1. Family History: One of the strongest risk factors for developing asthma is having a family history of the condition. If one or both of your parents have asthma, you are more likely to develop it yourself. Additionally, if you have siblings with asthma, your risk increases further. Knowing your family history can help you understand your genetic predisposition to asthma and take appropriate precautions.
2. Personal History: Your personal medical history can also provide valuable insights into your asthma risk. If you have had frequent respiratory infections, such as bronchitis or pneumonia, or if you have experienced severe allergic reactions, you may be at a higher risk of developing asthma. Similarly, if you have been diagnosed with other allergic conditions like eczema or hay fever, your risk of asthma increases.
3. Allergies: Allergies and asthma often go hand in hand. Many people with asthma have allergies to substances such as pollen, dust mites, pet dander, or certain foods. If you have a known allergy, it is important to manage it effectively to reduce the risk of asthma symptoms. Avoiding triggers, taking allergy medications, and keeping your environment clean can help minimize your asthma risk.
4. Environmental Factors: Environmental factors play a significant role in asthma development. Exposure to tobacco smoke, both active and passive, increases the risk of asthma. Occupational exposure to certain substances, such as chemicals, dust, or fumes, can also trigger asthma symptoms. Living in areas with high levels of air pollution or near industrial sites may further increase your risk. Identifying and minimizing exposure to these environmental triggers is crucial in managing asthma.
5. Body Weight: Obesity has been linked to an increased risk of asthma. Excess weight can put pressure on the lungs and make breathing more difficult. It can also lead to inflammation in the body, including the airways. Maintaining a healthy weight through regular exercise and a balanced diet can help reduce your asthma risk.
6. Smoking: Smoking is a major risk factor for asthma. If you are a smoker, quitting is the best thing you can do for your respiratory health. Smoking damages the airways and weakens the immune system, making you more susceptible to asthma attacks. If you are exposed to secondhand smoke, try to avoid it as much as possible.
7. Stress: While stress does not directly cause asthma, it can worsen symptoms in people who already have the condition. Stress can trigger asthma attacks and make it harder to control the disease. Finding healthy ways to manage stress, such as practicing relaxation techniques or engaging in physical activity, can help reduce your asthma risk.
8. Regular Check-ups: Regular check-ups with your healthcare provider are essential in measuring and managing your asthma risk.
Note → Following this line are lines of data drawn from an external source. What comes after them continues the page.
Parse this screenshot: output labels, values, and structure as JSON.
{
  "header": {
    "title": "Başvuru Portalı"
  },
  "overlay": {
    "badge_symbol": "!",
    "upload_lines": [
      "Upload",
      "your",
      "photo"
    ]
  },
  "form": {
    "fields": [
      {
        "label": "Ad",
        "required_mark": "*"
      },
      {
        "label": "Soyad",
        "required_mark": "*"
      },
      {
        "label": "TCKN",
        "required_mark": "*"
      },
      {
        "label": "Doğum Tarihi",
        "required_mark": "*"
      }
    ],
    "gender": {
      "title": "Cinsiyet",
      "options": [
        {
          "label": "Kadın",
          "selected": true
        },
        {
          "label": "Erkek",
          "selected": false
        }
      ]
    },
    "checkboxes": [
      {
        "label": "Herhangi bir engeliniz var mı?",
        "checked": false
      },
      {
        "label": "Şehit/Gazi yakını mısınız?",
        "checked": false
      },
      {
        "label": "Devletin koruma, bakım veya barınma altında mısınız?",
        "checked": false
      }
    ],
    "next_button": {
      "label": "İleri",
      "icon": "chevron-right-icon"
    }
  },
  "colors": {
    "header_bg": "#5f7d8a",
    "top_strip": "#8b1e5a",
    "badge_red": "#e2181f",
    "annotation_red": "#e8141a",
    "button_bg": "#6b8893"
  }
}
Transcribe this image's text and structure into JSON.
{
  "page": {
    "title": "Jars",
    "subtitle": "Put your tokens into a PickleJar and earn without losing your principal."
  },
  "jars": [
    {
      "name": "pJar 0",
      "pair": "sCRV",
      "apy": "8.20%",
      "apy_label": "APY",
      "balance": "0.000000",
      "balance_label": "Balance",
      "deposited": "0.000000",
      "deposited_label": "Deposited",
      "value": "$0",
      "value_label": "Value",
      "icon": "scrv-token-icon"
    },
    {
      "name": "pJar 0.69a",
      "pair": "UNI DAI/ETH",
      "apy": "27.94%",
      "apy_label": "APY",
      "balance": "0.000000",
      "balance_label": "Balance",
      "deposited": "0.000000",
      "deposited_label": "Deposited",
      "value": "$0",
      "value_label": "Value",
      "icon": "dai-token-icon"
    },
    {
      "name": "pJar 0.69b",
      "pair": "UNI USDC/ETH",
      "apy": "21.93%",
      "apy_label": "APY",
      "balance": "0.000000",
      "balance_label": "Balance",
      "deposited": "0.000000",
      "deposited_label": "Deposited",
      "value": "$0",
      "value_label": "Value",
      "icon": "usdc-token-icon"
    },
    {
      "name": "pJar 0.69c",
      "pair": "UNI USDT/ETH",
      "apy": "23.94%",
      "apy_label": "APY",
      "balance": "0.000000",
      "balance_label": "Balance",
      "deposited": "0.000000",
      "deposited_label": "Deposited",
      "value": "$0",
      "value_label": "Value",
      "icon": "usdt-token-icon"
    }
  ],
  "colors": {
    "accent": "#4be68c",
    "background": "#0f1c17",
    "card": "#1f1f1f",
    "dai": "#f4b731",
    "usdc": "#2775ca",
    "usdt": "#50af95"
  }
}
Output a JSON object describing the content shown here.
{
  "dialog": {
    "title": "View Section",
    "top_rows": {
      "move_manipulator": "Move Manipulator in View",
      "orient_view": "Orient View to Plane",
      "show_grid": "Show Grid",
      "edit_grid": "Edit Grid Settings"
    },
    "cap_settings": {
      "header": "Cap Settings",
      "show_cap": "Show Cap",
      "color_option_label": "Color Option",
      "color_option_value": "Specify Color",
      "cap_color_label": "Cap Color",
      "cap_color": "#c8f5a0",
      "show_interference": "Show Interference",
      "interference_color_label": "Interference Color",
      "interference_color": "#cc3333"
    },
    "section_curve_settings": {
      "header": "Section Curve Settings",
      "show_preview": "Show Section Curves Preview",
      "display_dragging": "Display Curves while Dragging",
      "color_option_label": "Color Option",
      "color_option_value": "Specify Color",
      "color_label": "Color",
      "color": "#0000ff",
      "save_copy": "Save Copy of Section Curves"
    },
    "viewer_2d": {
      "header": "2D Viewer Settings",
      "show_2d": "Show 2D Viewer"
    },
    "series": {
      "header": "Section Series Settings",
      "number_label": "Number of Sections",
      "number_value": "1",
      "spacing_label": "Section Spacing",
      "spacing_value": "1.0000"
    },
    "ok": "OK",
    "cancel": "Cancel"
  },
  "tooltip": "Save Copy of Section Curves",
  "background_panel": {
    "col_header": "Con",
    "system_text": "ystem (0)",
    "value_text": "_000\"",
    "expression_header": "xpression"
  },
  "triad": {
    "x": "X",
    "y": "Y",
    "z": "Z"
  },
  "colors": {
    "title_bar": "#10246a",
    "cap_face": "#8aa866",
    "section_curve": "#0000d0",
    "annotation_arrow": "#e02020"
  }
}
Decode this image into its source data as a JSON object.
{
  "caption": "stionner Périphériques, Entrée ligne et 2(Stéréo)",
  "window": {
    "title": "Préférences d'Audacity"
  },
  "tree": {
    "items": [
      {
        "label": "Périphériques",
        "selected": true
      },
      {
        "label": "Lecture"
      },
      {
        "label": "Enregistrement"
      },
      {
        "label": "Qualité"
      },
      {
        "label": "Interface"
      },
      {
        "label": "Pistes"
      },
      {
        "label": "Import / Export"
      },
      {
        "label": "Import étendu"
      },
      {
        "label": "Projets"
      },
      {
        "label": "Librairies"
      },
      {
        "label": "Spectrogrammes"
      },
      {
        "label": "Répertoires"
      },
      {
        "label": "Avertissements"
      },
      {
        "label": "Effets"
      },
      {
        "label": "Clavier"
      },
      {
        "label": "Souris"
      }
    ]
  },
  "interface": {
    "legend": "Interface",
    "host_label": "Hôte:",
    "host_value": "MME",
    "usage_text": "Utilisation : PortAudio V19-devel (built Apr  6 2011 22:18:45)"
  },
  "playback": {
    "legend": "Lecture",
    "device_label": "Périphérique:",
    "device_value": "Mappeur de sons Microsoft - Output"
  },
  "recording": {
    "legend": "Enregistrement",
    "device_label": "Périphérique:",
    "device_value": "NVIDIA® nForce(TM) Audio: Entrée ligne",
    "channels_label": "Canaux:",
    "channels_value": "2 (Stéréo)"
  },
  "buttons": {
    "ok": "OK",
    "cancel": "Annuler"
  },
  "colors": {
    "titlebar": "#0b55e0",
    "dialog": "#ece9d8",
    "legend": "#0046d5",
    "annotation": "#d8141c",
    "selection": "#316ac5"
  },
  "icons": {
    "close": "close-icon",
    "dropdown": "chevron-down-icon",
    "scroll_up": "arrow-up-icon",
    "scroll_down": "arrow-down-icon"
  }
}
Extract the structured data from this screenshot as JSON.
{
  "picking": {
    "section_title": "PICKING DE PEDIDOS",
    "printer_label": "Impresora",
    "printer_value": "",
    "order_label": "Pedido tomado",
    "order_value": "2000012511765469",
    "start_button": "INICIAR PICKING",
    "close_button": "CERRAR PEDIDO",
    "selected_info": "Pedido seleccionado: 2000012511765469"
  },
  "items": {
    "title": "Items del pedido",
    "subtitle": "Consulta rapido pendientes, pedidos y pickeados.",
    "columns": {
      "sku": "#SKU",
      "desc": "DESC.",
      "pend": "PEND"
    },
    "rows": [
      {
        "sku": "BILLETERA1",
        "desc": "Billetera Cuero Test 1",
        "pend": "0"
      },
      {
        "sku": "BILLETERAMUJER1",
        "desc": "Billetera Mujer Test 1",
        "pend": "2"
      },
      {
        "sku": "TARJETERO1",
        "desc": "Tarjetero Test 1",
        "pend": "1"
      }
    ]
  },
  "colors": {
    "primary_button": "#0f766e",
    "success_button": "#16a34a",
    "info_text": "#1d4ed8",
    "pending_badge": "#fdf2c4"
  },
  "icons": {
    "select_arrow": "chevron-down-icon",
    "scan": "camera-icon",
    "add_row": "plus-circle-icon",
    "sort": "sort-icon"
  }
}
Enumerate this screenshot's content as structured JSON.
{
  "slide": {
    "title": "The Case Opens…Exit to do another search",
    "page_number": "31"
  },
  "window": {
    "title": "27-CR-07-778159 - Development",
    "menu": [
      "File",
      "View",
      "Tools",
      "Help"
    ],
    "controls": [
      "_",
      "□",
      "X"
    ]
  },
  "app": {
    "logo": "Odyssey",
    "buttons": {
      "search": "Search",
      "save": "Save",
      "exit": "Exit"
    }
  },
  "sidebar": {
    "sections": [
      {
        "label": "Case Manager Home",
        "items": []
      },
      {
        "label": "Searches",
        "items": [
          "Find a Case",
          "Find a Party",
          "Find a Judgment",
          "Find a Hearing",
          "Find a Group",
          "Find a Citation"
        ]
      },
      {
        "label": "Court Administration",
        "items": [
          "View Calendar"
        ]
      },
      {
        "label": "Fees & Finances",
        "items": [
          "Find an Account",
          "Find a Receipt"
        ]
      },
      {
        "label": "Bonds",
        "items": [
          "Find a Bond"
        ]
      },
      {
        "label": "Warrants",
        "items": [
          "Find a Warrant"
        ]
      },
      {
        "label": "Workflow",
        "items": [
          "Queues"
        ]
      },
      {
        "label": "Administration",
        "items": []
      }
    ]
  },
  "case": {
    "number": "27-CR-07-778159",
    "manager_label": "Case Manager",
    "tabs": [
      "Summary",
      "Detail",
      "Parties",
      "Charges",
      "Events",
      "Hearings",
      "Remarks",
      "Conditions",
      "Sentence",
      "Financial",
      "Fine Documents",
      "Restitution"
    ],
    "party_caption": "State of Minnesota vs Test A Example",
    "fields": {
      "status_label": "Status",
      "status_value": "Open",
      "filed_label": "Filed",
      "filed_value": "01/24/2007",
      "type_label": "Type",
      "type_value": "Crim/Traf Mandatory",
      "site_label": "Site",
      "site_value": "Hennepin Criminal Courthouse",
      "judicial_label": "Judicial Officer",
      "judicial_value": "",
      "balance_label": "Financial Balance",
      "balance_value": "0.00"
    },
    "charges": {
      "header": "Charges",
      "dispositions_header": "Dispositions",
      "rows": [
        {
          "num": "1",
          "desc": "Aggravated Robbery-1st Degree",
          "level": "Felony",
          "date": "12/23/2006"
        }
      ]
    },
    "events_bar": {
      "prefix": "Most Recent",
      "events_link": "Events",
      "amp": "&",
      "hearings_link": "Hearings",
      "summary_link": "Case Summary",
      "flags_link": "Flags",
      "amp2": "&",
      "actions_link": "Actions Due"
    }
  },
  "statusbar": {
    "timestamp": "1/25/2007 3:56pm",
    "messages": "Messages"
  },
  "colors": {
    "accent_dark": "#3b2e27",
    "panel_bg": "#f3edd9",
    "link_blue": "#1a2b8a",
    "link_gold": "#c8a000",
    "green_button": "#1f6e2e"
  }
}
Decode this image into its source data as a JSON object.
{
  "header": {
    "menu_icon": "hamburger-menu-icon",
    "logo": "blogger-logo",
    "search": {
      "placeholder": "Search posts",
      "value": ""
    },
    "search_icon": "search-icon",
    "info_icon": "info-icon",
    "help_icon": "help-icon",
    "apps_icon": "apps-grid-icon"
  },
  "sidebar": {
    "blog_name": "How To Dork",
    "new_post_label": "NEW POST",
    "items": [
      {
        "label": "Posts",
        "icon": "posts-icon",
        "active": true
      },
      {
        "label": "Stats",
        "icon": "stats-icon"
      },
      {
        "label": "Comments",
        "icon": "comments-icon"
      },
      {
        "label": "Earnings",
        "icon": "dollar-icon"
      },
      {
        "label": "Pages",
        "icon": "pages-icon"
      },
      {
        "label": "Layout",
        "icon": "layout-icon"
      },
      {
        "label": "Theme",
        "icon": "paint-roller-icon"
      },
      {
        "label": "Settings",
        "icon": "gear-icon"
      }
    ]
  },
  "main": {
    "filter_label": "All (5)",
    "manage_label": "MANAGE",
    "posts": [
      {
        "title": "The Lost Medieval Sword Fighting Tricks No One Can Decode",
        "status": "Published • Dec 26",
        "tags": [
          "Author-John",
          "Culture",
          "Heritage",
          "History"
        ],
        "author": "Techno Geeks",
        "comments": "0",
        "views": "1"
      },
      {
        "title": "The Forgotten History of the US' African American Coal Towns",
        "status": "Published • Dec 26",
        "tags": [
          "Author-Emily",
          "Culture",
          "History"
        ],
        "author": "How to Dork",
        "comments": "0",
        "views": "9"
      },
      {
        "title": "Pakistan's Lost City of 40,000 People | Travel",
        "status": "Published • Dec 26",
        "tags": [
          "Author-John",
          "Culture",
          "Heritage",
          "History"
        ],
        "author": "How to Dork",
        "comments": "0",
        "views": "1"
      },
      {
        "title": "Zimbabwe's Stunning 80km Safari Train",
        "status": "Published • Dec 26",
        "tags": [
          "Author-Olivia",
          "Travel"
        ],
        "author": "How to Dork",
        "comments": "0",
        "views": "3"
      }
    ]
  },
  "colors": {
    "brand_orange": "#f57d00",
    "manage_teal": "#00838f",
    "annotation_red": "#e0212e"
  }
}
They can assess your lung function, review your symptoms, and adjust your treatment plan accordingly. It is important to follow your doctor’s recommendations and take prescribed medications as directed to keep your asthma under control.
In conclusion, measuring your asthma risk involves considering various factors such as family history, personal medical history, allergies, environmental factors, body weight, smoking, stress, and regular check-ups. By understanding your individual risk factors and taking proactive steps to reduce them, you can effectively manage your asthma and lead a healthy, symptom-free life. Remember, early detection and proper management are key to minimizing the impact of asthma on your daily activities.